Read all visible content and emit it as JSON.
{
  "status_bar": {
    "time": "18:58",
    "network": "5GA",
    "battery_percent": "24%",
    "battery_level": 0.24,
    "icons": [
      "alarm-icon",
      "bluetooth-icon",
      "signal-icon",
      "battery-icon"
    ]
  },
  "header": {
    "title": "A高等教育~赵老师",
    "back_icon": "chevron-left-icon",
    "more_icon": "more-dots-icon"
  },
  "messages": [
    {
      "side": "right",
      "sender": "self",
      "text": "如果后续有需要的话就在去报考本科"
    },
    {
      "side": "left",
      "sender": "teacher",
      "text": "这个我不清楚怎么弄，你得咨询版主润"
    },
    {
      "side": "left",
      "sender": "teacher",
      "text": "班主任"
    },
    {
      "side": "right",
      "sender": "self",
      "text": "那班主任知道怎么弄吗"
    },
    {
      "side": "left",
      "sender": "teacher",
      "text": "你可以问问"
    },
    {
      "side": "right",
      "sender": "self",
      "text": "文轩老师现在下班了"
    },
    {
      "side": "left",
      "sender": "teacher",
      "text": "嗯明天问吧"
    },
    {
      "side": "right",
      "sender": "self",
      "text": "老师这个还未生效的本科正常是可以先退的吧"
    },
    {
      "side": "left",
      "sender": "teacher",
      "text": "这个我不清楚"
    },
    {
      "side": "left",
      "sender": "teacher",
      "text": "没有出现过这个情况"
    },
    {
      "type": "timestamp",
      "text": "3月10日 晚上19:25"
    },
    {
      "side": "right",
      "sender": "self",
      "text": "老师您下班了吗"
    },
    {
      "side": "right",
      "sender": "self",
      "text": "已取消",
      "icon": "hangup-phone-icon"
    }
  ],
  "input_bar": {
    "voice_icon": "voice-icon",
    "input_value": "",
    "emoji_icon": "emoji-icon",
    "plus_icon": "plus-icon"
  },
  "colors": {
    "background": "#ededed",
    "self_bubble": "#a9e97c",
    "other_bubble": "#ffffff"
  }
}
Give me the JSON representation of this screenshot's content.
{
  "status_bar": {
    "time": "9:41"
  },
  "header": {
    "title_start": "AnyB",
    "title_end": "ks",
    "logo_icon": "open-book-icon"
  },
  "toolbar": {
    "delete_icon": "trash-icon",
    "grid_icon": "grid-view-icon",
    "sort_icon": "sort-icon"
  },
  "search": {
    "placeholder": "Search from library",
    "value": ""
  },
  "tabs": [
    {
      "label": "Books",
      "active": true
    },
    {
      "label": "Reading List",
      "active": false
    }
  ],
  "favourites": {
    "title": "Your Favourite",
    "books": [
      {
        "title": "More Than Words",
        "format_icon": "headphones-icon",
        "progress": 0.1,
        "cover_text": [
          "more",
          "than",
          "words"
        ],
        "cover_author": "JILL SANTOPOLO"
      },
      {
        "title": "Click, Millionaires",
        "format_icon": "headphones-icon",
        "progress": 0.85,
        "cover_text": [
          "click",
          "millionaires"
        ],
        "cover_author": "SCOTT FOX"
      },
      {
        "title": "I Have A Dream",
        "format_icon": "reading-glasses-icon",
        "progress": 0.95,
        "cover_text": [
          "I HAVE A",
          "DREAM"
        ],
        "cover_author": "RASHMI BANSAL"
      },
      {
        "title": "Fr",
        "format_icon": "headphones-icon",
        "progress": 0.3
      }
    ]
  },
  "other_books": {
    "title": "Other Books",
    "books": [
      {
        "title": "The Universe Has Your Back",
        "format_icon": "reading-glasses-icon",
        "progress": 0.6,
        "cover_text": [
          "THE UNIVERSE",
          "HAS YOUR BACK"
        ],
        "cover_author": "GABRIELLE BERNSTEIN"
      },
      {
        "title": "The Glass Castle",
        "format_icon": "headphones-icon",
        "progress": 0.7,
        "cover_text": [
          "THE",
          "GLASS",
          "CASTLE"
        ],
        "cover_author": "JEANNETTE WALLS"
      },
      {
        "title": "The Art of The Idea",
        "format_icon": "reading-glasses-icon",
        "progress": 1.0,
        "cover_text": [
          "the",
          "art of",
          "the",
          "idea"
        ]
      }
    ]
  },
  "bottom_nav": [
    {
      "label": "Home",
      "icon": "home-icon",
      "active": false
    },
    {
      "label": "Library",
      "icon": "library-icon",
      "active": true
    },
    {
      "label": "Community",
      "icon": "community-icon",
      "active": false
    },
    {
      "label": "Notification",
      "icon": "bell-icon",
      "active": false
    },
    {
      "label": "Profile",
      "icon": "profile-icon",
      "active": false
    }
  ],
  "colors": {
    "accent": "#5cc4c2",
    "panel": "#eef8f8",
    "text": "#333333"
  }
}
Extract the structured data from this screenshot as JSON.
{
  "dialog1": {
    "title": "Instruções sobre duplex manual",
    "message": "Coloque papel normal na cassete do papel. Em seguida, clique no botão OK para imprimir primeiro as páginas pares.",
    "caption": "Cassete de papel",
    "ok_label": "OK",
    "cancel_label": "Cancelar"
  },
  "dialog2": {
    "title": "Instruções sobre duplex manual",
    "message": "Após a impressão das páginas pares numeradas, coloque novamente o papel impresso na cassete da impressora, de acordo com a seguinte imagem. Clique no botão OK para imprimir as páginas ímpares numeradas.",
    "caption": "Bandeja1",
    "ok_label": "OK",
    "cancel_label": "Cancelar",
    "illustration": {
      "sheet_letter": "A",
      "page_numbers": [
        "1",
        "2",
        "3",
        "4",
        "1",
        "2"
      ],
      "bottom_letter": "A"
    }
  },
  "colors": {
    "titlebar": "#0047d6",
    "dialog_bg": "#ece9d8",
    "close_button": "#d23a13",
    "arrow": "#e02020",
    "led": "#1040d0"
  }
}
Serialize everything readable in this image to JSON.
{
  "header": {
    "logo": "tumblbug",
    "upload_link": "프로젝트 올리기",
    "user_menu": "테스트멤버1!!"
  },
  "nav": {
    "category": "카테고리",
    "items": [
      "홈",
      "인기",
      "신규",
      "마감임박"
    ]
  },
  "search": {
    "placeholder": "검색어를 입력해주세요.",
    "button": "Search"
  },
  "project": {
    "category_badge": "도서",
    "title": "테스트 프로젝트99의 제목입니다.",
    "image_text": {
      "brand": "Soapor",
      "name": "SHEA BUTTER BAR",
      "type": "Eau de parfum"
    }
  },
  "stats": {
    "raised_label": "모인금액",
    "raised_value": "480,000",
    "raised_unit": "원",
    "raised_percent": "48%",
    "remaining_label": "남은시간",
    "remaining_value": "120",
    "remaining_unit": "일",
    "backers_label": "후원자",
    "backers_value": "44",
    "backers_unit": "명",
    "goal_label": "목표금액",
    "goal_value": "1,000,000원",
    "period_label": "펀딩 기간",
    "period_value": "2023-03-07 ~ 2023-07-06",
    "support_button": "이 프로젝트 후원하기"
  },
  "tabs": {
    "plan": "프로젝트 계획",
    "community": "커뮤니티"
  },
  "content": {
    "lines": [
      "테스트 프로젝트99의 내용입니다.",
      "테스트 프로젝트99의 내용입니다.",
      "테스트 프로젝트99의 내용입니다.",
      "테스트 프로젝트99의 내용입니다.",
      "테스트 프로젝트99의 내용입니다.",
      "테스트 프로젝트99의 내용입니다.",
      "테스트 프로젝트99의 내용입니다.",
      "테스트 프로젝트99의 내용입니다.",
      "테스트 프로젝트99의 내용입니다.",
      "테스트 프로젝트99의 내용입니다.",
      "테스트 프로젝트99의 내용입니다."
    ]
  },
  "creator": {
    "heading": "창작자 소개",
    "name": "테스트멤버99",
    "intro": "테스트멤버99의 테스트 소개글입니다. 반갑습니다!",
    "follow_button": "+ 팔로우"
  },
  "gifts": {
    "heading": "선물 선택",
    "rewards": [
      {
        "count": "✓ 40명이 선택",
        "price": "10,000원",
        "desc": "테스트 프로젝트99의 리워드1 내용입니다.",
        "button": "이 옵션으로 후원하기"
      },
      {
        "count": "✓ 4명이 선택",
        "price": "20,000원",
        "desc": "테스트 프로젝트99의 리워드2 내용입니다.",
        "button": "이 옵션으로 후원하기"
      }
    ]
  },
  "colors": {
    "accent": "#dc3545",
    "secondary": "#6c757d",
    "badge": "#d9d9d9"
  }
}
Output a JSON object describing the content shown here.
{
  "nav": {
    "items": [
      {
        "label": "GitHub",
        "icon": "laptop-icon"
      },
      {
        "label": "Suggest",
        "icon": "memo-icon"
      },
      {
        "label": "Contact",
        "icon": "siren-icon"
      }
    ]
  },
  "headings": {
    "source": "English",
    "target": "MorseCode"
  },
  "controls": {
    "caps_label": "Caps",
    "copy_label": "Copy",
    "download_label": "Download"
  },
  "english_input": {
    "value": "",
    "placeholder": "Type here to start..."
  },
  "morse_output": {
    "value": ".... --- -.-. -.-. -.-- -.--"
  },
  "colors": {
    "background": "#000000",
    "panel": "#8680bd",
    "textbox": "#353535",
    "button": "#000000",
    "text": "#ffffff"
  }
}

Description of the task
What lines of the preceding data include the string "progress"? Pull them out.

Task answer
        "progress": 0.1,
        "progress": 0.85,
        "progress": 0.95,
        "progress": 0.3
        "progress": 0.6,
        "progress": 0.7,
        "progress": 1.0,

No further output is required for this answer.